This page assembles the various brief papers and algorithms I’ve sketched out over the years on this blog. Some of these papers may be of use to you; I don’t know.

I’ve taken the liberty to surface those papers here for future reference.

Learning the Metal API (Link to updated paper.)

The Metal API is Apple’s replacement of the OpenGL API on the Macintosh, iOS and tvOS. Metal is a low level API which permits you to develop 3D graphics applications and create compute tasks to send to the GPU, and thus combines the functionality of OpenGL and OpenCL. Because it’s a low level API it takes more work to get an image up on the screen, and this article (and the attached PDF paper) runs through several sample applications from the basic plumbing to a working deferred shader application.

This paper (in PDF form available on GitHub) provides a detailed description of the algorithms used to generate an LR parser. This covers concepts from the basic power-set construction algorithm to building LR(0), SLR, LALR and LR(1) grammars. The concepts should be at a level that a beginning Computer Science student should be able to understand and hopefully apply to their own parser-generator system, if they so wish.
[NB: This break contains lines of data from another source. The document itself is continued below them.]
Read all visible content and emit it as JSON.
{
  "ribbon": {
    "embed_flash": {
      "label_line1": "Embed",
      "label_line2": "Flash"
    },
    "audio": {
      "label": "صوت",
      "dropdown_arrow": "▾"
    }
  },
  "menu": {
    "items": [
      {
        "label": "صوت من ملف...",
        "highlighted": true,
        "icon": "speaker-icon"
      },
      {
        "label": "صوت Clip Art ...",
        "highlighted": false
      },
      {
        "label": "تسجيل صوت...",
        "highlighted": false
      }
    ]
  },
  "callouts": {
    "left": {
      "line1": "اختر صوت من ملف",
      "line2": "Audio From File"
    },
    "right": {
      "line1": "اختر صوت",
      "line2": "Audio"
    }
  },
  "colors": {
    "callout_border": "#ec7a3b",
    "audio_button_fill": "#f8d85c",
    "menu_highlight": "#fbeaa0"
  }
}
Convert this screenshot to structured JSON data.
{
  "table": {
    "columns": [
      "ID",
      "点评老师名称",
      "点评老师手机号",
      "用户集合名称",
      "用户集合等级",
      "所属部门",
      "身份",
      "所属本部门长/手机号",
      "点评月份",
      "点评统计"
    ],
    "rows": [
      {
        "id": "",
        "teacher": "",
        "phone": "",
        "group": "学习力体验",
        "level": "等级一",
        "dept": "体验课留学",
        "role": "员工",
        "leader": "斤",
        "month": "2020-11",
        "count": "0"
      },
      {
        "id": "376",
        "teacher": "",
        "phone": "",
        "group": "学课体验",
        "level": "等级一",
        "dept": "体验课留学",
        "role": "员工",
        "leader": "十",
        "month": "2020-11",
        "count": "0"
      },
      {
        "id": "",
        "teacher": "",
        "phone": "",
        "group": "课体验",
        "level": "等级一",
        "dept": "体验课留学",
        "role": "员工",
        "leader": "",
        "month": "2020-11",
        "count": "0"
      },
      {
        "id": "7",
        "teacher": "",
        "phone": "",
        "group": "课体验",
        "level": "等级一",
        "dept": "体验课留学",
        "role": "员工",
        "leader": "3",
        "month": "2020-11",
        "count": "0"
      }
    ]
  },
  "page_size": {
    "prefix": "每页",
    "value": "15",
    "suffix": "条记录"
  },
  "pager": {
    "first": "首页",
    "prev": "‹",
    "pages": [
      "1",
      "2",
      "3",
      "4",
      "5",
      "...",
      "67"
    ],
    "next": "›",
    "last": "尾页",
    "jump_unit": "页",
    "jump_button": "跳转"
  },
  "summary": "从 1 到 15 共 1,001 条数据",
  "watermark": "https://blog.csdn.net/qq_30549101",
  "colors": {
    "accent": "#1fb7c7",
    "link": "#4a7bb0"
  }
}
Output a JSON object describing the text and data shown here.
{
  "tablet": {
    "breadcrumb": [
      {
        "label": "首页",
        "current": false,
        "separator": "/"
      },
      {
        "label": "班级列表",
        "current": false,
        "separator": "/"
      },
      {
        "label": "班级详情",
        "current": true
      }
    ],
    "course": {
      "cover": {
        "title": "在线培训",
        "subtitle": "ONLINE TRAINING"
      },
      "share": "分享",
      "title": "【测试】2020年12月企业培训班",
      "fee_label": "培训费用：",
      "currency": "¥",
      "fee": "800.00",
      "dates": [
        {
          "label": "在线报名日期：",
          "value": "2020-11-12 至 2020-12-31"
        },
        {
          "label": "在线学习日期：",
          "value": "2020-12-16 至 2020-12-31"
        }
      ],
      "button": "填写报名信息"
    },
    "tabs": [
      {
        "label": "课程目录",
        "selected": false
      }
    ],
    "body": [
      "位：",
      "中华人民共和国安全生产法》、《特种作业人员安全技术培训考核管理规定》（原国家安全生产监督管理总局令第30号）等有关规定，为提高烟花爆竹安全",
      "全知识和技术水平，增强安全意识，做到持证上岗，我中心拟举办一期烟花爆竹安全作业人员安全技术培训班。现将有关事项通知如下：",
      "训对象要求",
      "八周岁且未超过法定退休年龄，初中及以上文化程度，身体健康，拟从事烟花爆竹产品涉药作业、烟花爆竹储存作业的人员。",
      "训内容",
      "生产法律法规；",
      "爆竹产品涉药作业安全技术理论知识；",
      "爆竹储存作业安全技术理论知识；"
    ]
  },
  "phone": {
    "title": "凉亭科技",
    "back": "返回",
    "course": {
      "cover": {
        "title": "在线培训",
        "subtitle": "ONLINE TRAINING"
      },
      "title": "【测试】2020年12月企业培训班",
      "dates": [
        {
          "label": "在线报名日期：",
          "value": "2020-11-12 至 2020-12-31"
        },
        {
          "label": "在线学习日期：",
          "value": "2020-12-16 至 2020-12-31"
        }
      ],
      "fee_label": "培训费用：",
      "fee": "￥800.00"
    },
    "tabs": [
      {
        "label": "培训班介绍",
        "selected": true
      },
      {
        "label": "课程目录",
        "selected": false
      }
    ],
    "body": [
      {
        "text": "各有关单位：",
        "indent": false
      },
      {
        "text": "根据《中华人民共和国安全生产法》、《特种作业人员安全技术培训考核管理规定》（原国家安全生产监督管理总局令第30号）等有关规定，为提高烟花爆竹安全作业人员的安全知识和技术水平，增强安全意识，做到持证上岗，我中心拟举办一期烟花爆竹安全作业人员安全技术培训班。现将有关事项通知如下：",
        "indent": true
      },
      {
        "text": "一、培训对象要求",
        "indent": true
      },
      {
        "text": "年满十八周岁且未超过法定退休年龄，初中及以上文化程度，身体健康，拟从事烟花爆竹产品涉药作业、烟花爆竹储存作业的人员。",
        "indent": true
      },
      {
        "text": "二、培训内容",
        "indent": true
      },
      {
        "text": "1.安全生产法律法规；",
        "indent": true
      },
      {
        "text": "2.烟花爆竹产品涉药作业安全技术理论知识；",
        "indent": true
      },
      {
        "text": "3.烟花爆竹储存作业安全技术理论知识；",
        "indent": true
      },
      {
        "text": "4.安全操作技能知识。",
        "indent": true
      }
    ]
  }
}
Constructing a cyclic polygon given the edge lengths.

So I have a problem: given the length of the edges L = {l

_{0}, l_{1}, … l_{N}} of an N-sided irregular polygon with N > 3, I need to construct the values for the radius R and the angles A = {a_{0}, a_{1}, … a_{N}} such that the points P = { R, a_{i}} form a closed polygon with the lengths given.I searched through the internet and found all sorts of articles on the subject, but a day of searching and I was unable to find a way that I could construct the values R and A. I’m sure it’s out there, but I figured it’d be a good exercise to do it myself.

Finding the boundary of a one-bit-per-pixel monochrome blob

Recently I’ve had need to develop an algorithm which can find the boundary of a 1-bit per pixel monochrome blob. (In my case, each pixel had a color quality which could be converted to a single-bit ‘true’/’false’ test, rather than a literal monochrome image, but essentially the problem set is the same.)

In this post I intend to describe the algorithm I used.

This paper discusses a minor variation to the perspective transformation matrix in computer graphics which permits one to dispense with the far clipping plane, yet maintain a high degree of numeric accuracy no matter how far away an object moves. (Theoretically one could even use this to render objects at the infinite plane; the plane of objects whose homogeneous coordinates are represented as (x,y,z,0).)